While local musician/performance artist Matt Batchelor says he's similarly sickened by the offender's behavior, he nonetheless objects to the bill on the grounds that the language is "overbroad." "My girlfriend and I do a bondage-discipline show at the Saloon," he says, "and the way this bill is written, we could be arrested." While neither he nor his partner, Mistress Phaylen, are completely nude during their performance, he fears the measure endangers free speech. "We do this from an artistic point of view," he says, "and this [proposal] tramples on our constitutional rights."
Nonsense, says Skoglund. The current law simply "doesn't reflect the degree of revulsion [the victim] felt." This provision has been added to the House omnibus crime bill.
Prostitutes caught trolling for customers in and around schoolyards may soon face additional penalties if Sen. Linda Berglin (DFL-Minneapolis) has anything to do with it. While the proposal may seem a bit redundant, Minneapolis Police Lt. Chris Hildreth says the bill will help police and parents alike in certain neighborhoods. "The bill is intended for school bus stops," says Hildreth, who claims that the corridor along Lake and 29th streets, extending east from 10th Street to Cedar Avenue, is "thick with hookers." "You have young kids standing there waiting for the school bus," he says. "It's scary for parents, especially since hookers are heavy narcotics users, and where you find prostitutes, you also find drug dealers." Berglin's bill, which has been granted preliminary passage and is heading to the Senate floor, also increases penalties for soliciting in parks.
Under a proposal by Rep. Len Biernat (DFL-Minneapolis), students who fail one or more of the basic-skills tests under graduation rules can be forced by their school district to attend summer school. Much to the dismay of area students, the bill has been folded into the omnibus K-12 educational-policy and supplemental-funding bill and is advancing without any notable opposition.
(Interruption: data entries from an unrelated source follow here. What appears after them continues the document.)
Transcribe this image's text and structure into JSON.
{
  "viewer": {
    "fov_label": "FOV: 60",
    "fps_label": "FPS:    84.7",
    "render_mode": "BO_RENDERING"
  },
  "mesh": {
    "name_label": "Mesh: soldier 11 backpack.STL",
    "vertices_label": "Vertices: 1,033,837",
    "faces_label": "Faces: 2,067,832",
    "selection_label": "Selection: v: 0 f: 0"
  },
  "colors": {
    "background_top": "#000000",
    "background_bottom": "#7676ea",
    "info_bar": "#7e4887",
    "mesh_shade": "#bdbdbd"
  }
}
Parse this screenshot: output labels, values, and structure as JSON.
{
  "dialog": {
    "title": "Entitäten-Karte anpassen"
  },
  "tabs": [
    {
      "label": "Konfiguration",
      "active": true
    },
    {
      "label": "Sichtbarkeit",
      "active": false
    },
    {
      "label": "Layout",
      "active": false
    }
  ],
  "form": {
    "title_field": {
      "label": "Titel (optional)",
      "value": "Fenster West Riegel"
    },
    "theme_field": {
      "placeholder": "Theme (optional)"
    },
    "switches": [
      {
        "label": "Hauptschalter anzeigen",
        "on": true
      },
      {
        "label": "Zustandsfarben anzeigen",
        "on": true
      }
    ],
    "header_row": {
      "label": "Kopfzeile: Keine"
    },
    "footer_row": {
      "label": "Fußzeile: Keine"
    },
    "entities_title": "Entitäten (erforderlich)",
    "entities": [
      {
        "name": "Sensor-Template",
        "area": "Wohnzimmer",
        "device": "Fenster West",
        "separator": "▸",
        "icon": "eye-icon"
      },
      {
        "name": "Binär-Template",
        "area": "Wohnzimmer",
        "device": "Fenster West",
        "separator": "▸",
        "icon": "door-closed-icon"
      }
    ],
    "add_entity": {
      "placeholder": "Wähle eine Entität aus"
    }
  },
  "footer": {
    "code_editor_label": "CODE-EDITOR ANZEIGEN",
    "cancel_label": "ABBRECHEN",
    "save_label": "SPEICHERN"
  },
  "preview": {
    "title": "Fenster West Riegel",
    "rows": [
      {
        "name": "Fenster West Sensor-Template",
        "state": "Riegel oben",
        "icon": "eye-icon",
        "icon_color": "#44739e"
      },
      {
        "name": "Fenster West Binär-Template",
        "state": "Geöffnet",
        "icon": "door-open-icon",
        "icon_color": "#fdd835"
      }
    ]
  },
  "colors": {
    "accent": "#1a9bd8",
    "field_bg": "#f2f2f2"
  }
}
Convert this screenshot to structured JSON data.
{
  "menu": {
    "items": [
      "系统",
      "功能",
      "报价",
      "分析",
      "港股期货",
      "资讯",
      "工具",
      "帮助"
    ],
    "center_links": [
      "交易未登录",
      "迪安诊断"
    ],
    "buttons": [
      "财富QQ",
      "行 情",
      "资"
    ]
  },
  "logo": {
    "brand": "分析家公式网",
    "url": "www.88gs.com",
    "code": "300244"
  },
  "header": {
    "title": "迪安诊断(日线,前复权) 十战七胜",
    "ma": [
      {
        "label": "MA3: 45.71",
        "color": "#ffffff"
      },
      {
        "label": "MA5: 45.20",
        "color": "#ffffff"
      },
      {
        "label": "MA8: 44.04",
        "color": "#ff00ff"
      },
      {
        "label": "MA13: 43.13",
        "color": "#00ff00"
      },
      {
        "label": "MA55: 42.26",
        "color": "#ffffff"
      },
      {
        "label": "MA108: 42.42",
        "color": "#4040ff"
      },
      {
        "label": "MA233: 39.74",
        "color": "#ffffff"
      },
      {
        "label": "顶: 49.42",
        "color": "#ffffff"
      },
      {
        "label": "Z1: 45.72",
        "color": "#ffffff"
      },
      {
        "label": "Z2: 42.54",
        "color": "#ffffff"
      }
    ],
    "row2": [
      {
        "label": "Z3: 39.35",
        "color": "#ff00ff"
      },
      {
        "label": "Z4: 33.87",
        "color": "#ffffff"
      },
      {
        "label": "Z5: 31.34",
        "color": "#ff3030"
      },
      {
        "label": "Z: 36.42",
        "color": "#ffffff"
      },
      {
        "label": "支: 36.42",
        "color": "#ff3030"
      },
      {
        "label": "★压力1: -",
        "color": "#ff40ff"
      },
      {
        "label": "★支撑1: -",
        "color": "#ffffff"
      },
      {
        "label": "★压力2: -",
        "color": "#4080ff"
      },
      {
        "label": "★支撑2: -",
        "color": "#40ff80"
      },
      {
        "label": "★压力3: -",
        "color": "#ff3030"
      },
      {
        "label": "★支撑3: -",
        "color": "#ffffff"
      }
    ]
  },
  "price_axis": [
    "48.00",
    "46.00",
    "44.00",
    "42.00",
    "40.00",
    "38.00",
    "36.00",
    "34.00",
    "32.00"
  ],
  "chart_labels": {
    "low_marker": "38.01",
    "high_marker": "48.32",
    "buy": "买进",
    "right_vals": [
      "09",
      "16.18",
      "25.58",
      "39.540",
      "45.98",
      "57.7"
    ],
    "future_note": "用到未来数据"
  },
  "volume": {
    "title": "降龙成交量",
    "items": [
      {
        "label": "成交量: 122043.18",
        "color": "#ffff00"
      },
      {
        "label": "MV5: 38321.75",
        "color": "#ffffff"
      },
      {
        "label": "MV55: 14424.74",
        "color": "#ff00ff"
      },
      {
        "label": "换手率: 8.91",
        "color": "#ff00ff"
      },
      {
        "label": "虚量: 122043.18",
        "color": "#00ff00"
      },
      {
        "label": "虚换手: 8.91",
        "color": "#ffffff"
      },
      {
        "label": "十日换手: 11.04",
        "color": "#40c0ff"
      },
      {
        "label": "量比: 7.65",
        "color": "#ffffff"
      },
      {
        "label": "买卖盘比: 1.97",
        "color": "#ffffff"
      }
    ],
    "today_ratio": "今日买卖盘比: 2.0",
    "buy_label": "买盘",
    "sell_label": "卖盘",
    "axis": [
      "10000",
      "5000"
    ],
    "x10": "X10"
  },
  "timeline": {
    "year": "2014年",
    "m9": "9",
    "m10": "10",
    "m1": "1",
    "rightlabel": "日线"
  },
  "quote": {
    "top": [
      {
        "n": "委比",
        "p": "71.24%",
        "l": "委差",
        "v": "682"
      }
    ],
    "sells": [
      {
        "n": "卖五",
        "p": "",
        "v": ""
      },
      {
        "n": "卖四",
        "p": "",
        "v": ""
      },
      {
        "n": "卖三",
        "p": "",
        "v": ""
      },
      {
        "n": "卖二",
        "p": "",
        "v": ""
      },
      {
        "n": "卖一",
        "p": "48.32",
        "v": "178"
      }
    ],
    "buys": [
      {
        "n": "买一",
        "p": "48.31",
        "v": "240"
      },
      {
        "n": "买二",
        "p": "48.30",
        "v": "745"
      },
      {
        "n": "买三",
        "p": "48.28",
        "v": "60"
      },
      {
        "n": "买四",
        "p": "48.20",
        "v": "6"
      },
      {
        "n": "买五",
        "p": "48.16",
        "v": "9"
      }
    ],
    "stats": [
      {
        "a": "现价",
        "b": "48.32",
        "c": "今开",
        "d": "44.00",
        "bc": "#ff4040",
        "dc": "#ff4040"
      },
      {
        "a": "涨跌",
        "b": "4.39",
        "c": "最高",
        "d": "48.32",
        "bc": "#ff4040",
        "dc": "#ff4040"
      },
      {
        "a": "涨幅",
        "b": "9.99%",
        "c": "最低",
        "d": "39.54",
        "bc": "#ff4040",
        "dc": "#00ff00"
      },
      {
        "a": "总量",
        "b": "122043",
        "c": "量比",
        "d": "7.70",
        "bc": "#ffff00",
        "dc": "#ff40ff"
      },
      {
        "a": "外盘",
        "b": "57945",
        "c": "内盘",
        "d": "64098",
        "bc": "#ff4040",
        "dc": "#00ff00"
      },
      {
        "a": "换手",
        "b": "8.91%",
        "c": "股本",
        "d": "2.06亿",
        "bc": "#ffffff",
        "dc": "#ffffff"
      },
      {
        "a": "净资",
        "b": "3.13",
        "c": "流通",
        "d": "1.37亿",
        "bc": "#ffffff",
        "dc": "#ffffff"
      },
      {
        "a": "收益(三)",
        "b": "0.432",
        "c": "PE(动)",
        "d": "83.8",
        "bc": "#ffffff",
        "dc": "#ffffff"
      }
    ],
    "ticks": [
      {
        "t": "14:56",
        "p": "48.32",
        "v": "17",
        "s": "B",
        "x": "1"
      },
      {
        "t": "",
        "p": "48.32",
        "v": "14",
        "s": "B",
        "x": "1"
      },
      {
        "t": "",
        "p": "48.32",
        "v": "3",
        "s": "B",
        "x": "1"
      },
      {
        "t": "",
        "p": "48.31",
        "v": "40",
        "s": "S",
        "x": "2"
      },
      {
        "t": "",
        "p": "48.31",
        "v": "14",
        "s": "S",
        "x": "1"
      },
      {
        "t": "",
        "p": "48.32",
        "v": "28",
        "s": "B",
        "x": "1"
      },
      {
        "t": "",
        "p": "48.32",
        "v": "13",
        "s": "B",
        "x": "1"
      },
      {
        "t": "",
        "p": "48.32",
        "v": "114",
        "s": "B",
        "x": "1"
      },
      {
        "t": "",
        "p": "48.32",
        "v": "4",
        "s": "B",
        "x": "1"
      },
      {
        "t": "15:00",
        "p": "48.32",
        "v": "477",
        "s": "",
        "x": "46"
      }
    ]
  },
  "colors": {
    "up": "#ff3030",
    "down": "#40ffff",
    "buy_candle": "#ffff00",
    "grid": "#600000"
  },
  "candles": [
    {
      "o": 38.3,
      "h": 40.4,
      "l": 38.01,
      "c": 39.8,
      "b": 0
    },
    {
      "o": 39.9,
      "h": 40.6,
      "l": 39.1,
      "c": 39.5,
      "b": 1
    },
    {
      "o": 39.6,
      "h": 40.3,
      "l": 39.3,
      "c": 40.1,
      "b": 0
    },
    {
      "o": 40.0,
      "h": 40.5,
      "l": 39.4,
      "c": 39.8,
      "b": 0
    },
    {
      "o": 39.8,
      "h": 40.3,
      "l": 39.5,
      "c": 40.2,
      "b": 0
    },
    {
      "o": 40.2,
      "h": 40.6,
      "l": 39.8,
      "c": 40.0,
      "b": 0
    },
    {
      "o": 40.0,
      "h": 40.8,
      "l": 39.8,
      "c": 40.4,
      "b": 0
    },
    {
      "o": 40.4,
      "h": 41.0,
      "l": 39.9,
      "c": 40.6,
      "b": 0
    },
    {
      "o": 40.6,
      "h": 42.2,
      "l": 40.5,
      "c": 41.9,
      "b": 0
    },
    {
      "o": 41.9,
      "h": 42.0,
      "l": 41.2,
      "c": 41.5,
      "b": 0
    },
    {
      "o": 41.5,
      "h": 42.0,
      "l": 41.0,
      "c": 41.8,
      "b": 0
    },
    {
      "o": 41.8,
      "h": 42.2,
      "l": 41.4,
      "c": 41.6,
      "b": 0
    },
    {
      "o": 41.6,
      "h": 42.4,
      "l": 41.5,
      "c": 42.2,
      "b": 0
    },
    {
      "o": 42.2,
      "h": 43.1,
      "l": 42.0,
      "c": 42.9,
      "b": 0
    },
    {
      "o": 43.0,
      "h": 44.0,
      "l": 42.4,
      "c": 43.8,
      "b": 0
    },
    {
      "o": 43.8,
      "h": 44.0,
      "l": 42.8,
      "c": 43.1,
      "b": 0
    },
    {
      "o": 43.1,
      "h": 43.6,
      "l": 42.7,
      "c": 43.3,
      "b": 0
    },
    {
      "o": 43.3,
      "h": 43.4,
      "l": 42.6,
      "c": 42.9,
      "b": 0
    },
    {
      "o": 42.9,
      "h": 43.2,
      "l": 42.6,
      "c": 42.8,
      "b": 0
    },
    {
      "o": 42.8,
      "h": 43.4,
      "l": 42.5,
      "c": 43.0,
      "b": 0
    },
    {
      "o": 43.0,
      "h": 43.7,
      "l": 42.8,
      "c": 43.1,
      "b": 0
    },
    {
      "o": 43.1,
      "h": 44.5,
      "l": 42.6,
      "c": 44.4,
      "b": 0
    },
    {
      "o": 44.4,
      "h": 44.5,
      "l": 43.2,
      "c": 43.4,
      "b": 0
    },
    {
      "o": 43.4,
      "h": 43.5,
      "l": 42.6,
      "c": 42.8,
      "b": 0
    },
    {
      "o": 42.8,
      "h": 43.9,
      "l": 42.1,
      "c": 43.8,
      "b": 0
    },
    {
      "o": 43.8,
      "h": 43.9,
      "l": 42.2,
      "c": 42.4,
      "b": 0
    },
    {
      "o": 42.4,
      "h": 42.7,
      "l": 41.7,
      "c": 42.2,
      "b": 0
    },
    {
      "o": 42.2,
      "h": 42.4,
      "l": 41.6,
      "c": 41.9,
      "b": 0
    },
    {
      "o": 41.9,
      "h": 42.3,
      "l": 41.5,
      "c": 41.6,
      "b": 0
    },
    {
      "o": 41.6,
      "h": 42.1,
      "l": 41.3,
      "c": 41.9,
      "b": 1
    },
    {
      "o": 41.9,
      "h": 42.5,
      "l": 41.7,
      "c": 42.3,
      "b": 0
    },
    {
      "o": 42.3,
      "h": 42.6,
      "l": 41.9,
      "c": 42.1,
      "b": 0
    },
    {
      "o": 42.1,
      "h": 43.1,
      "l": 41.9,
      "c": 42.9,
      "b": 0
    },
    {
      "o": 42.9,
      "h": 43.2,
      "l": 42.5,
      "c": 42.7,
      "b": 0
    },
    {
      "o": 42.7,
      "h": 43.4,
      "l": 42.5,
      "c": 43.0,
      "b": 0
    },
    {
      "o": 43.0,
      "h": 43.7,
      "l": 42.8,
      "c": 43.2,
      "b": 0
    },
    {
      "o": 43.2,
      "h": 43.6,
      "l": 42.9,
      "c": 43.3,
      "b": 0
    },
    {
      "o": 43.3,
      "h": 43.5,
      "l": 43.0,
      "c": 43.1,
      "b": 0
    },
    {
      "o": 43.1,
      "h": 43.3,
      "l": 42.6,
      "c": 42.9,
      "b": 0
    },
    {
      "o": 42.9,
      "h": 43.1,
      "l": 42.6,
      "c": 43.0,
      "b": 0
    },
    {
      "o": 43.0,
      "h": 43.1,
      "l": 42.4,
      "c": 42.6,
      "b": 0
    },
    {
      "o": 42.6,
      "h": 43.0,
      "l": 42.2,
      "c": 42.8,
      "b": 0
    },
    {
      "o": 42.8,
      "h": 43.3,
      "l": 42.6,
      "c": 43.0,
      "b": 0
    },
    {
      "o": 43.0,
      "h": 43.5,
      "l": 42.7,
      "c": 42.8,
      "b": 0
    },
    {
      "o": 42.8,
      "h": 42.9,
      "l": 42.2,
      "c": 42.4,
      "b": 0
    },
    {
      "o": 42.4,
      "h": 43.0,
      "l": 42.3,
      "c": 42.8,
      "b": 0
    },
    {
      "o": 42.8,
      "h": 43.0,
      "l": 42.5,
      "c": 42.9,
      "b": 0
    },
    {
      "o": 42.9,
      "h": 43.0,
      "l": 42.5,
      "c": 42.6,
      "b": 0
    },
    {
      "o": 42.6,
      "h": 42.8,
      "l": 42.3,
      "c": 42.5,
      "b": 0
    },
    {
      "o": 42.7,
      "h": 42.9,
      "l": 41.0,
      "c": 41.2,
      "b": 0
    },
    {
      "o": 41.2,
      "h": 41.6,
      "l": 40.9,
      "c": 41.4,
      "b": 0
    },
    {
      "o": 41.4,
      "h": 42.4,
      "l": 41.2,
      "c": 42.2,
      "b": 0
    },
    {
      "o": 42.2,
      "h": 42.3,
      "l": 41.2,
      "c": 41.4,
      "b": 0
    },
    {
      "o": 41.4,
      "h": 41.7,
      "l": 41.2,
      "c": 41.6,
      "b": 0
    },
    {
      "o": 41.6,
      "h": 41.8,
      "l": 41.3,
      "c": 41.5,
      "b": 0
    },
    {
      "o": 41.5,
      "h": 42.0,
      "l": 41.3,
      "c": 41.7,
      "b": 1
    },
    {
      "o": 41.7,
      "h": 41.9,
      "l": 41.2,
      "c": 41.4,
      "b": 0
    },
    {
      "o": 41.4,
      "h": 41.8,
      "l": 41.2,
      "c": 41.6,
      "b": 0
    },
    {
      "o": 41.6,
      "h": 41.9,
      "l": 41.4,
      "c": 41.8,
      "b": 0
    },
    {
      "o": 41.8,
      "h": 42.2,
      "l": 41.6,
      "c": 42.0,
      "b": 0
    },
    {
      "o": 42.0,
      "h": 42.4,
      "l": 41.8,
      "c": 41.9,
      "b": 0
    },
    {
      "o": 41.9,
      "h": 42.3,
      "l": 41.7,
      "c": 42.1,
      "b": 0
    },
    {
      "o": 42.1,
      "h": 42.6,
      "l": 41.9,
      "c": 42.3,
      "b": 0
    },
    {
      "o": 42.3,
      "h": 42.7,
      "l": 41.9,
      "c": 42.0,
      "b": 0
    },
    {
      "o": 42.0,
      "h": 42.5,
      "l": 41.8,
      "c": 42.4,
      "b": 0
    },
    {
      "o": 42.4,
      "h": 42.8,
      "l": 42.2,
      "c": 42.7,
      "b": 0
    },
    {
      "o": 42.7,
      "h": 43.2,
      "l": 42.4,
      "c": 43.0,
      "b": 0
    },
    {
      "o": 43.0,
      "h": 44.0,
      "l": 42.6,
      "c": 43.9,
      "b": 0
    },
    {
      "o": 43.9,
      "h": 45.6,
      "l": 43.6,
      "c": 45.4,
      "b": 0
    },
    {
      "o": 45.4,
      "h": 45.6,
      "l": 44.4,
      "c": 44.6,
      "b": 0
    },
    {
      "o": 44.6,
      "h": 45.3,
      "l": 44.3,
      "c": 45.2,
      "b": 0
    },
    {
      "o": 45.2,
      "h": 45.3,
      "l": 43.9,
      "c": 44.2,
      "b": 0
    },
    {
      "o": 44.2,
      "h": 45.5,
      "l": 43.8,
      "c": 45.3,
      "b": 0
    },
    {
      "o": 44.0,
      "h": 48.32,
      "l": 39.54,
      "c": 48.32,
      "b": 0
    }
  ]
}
THE BUCK STOPS...ELSEWHERE:
In 1996, Pioneer Press reporters David Shaffer and Dan Browning asked to look at the appointment books of a couple of Ramsey County employees in connection with a story they were investigating. But they were denied access, says Sen. Don Betzold (DFL-Fridley), ostensibly because the calendars contained personal notes as well as work-related appointments. Betzold's provision would have designated as public information calendars used by public employees to track their working hours. But for the time being, the proposal has stalled out. "I had to pull it out of the Senate bill because we didn't have time to hear all of the public testimony and debate," says Betzold. He says he'll resurrect the measure next session.